Congress adjourned last week without passing postal reform, dimming hopes that the much-needed measure would pass before the end of the year. “I think the outlook is gloomy at best,” says American Business Media’s postal counsel David Strauss. “Conventional wisdom amongst the lobbyists in Washington is that if the Democrats take control of the House or the Senate, there will be no chance of passing it in the lame duck session that will follow the elections.”
Postal reform legislation, passed by the House of Representatives last year and the Senate in February, should have gone on to conference so that the House and the Senate could compromise on a joint bill that ultimately would have ended up on the president’s desk.
But the bill lost steam over the summer and never made it to conference, Strauss said. “I believe it did have a chance before Congress adjourned because the majority party in the White House wanted to get something done before the election because it’s been so frequently criticized as a do-nothing Congress,” he said. “There was no immigration bill, no lobbying reform, so passing postal reform was supposed to be a feather in the cap for the elections. But it’s too late for that now.”
Postal reform addresses a number of issues, including the need to maintain an escrow fund to cover unfunded retirement benefits. It is most immediately relevant to magazine mailers in terms of the rate-setting process. The bill proposes that future rate increases be tied the Consumer Price Index. But the House and Senate failed to reach an agreement on the bill’s “exigency clause,” which would allow for a special rate hike for an emergency or circumstances beyond the control of the Postal Service. The two sides also were unable to agree on negotiated service agreements (NSA), which allow the USPS to go off its rate card and cut deals with large-volume mailers.

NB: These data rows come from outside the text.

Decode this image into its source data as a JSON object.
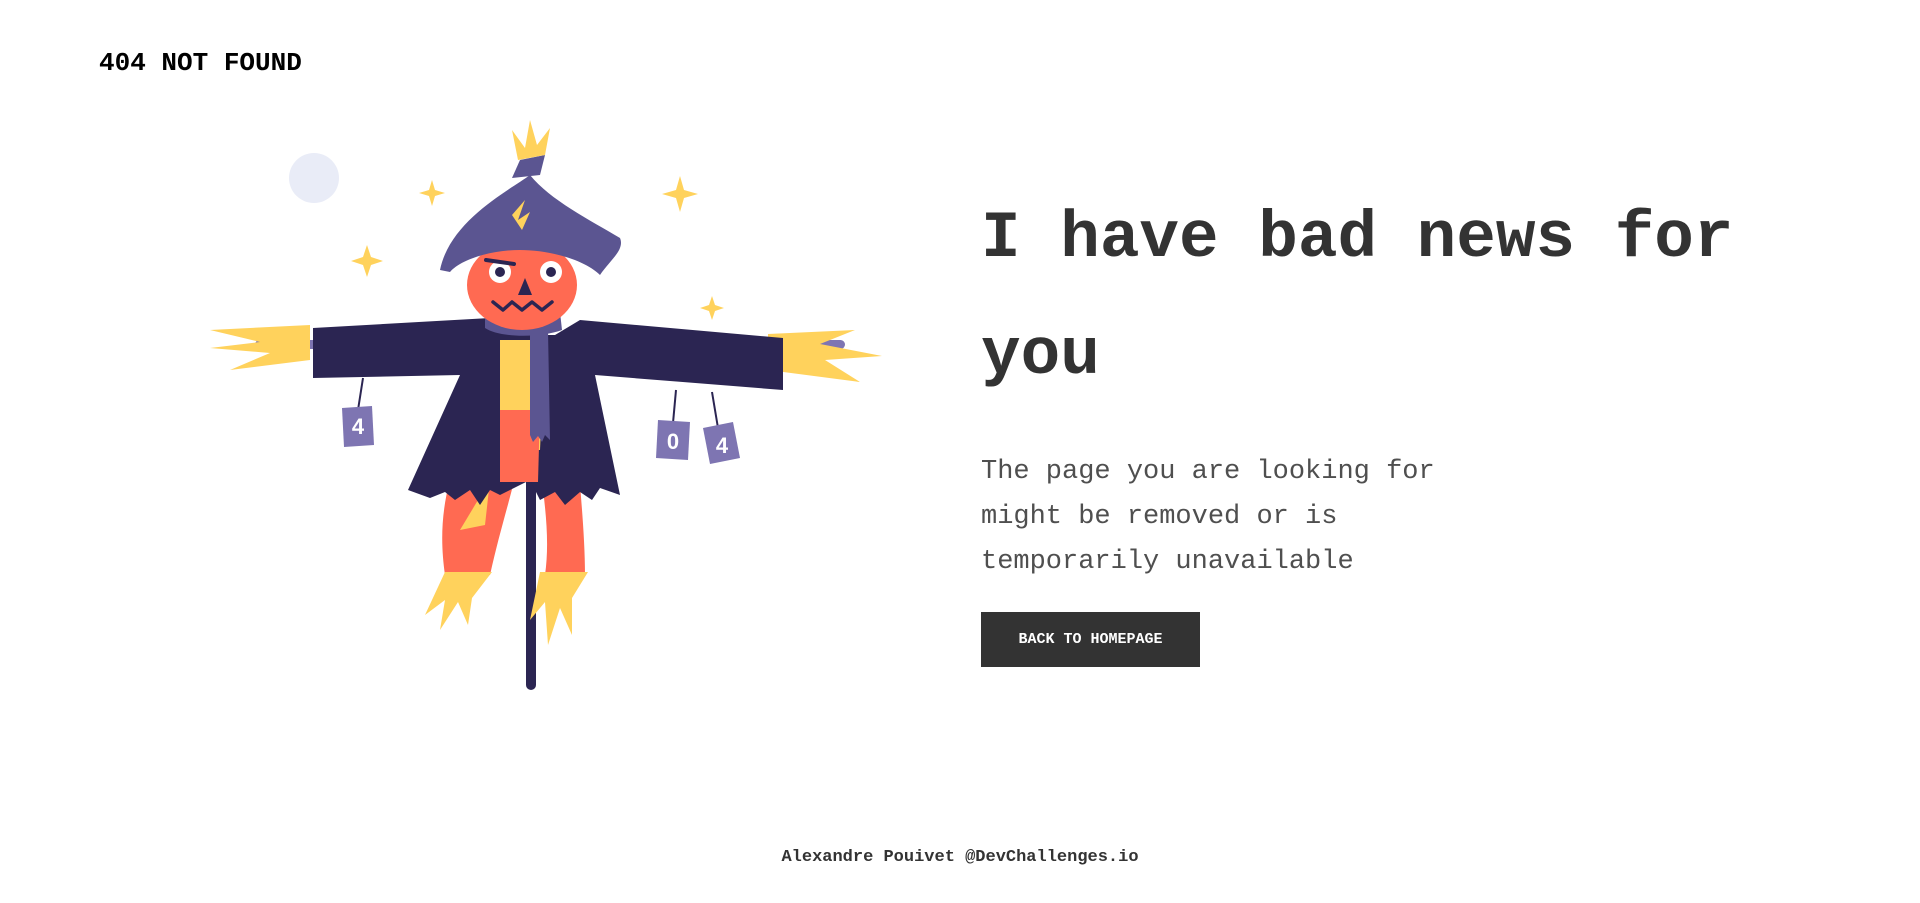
{
  "header": {
    "brand": "404 NOT FOUND"
  },
  "illustration": {
    "can_labels": [
      "4",
      "0",
      "4"
    ],
    "colors": {
      "coat": "#2b2552",
      "hat": "#5b5591",
      "face": "#ff6a52",
      "straw": "#ffd25c",
      "moon": "#e9ecf7",
      "can": "#7e75b2"
    }
  },
  "main": {
    "headline": "I have bad news for you",
    "description": "The page you are looking for might be removed or is temporarily unavailable",
    "button_label": "BACK TO HOMEPAGE"
  },
  "footer": {
    "credit": "Alexandre Pouivet @DevChallenges.io"
  },
  "colors": {
    "text": "#333333",
    "button_bg": "#333333",
    "button_text": "#ffffff",
    "background": "#ffffff"
  }
}
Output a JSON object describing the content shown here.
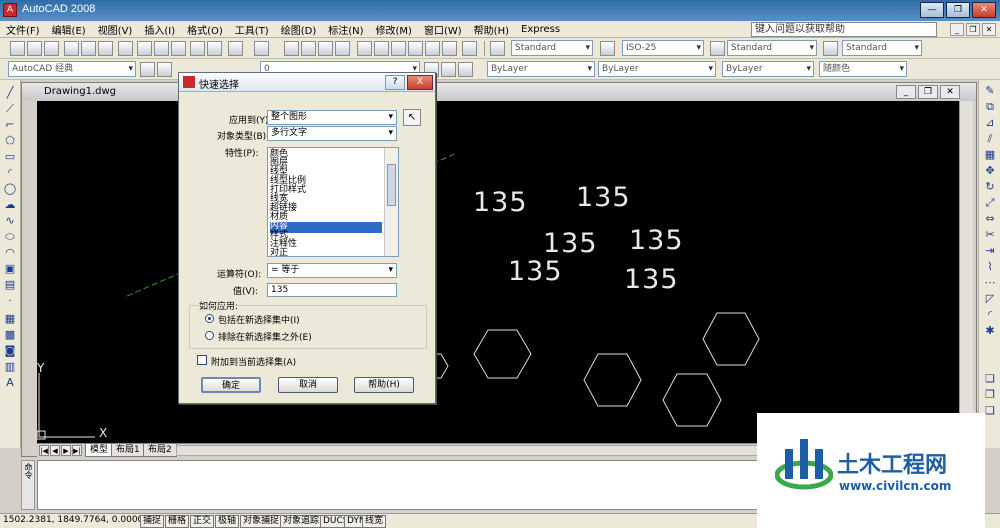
{
  "window": {
    "title": "AutoCAD 2008"
  },
  "menu": {
    "items": [
      "文件(F)",
      "编辑(E)",
      "视图(V)",
      "插入(I)",
      "格式(O)",
      "工具(T)",
      "绘图(D)",
      "标注(N)",
      "修改(M)",
      "窗口(W)",
      "帮助(H)",
      "Express"
    ],
    "help_search_placeholder": "键入问题以获取帮助"
  },
  "toolbar": {
    "text_style": "Standard",
    "dim_style": "ISO-25",
    "table_style": "Standard",
    "multileader_style": "Standard",
    "workspace": "AutoCAD 经典",
    "layer": "0",
    "color": "ByLayer",
    "linetype": "ByLayer",
    "lineweight": "ByLayer",
    "plot_style": "随颜色"
  },
  "drawing": {
    "tab_title": "Drawing1.dwg",
    "canvas_text": "135",
    "ucs_x": "X",
    "ucs_y": "Y",
    "sheet_tabs": [
      "模型",
      "布局1",
      "布局2"
    ]
  },
  "dialog": {
    "title": "快速选择",
    "help_glyph": "?",
    "close_glyph": "X",
    "apply_to_label": "应用到(Y):",
    "apply_to_value": "整个图形",
    "object_type_label": "对象类型(B):",
    "object_type_value": "多行文字",
    "properties_label": "特性(P):",
    "properties": [
      "颜色",
      "图层",
      "线型",
      "线型比例",
      "打印样式",
      "线宽",
      "超链接",
      "材质",
      "内容",
      "样式",
      "注释性",
      "对正"
    ],
    "selected_property_index": 8,
    "operator_label": "运算符(O):",
    "operator_value": "= 等于",
    "value_label": "值(V):",
    "value_value": "135",
    "how_to_apply_label": "如何应用:",
    "include_option": "包括在新选择集中(I)",
    "exclude_option": "排除在新选择集之外(E)",
    "append_option": "附加到当前选择集(A)",
    "ok_label": "确定",
    "cancel_label": "取消",
    "help_label": "帮助(H)"
  },
  "command": {
    "side_label": "命令"
  },
  "status": {
    "coordinates": "1502.2381, 1849.7764, 0.0000",
    "toggles": [
      "捕捉",
      "栅格",
      "正交",
      "极轴",
      "对象捕捉",
      "对象追踪",
      "DUCS",
      "DYN",
      "线宽"
    ]
  },
  "watermark": {
    "name": "土木工程网",
    "url": "www.civilcn.com"
  },
  "colors": {
    "canvas": "#000000",
    "selection": "#316ac5",
    "watermark_blue": "#1d5ea6",
    "watermark_green": "#3aa84b"
  }
}
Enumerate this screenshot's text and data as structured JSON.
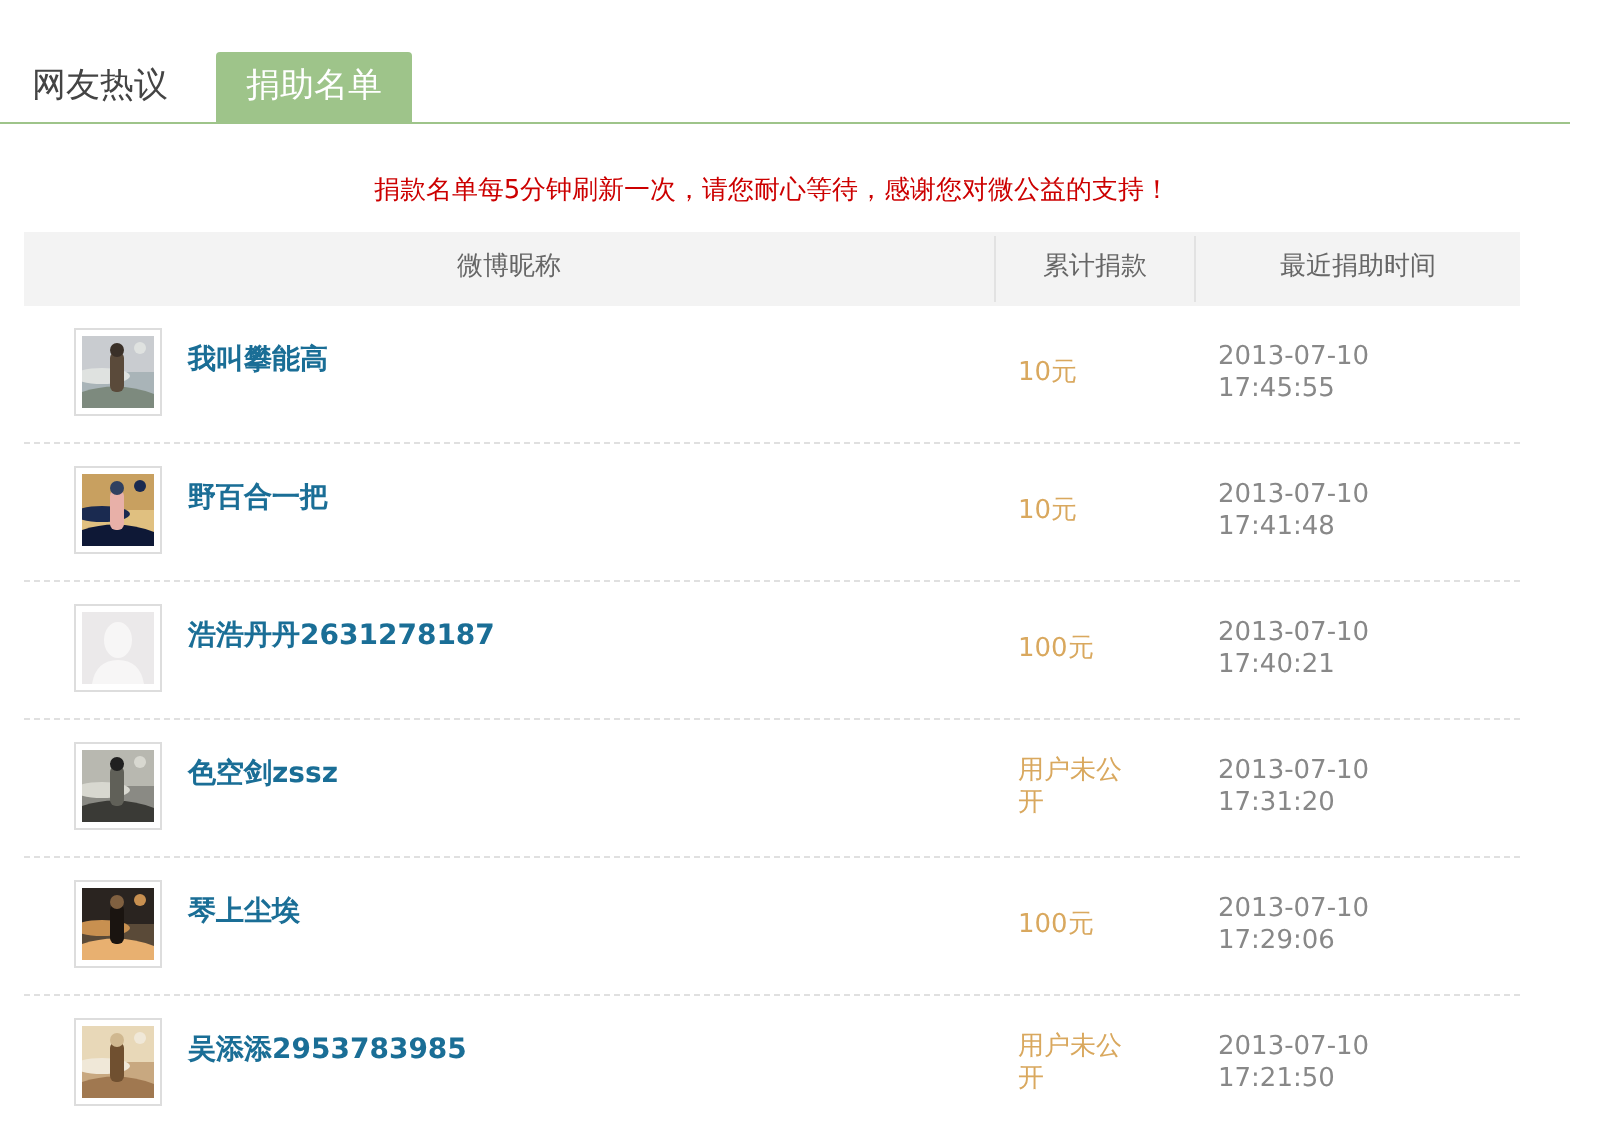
{
  "tabs": [
    {
      "label": "网友热议",
      "selected": false
    },
    {
      "label": "捐助名单",
      "selected": true
    }
  ],
  "notice": "捐款名单每5分钟刷新一次，请您耐心等待，感谢您对微公益的支持！",
  "table": {
    "columns": [
      "微博昵称",
      "累计捐款",
      "最近捐助时间"
    ],
    "rows": [
      {
        "nickname": "我叫攀能高",
        "amount": "10元",
        "time": "2013-07-10 17:45:55"
      },
      {
        "nickname": "野百合一把",
        "amount": "10元",
        "time": "2013-07-10 17:41:48"
      },
      {
        "avatar": {
          "kind": "silhouette"
        },
        "nickname": "浩浩丹丹2631278187",
        "amount": "100元",
        "time": "2013-07-10 17:40:21"
      },
      {
        "nickname": "色空剑zssz",
        "amount": "用户未公开",
        "time": "2013-07-10 17:31:20"
      },
      {
        "nickname": "琴上尘埃",
        "amount": "100元",
        "time": "2013-07-10 17:29:06"
      },
      {
        "nickname": "吴添添2953783985",
        "amount": "用户未公开",
        "time": "2013-07-10 17:21:50"
      }
    ]
  }
}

Even if it had passed, the legislation would have had little impact on the Postal Service’s current rate case, which proposes an average of an 11.4 percent increase on periodicals mailing. And Strauss says the bill would not have brought immediate relief to the publishing industry. “Over the long-term it will help, but there will be no immediate benefit,” he said. “It’s not a panacea. It should be promoted and it should be passed. But I don’t want people to think that if it passes, postal rates will immediately go down, service will improve and everything is going to be great.”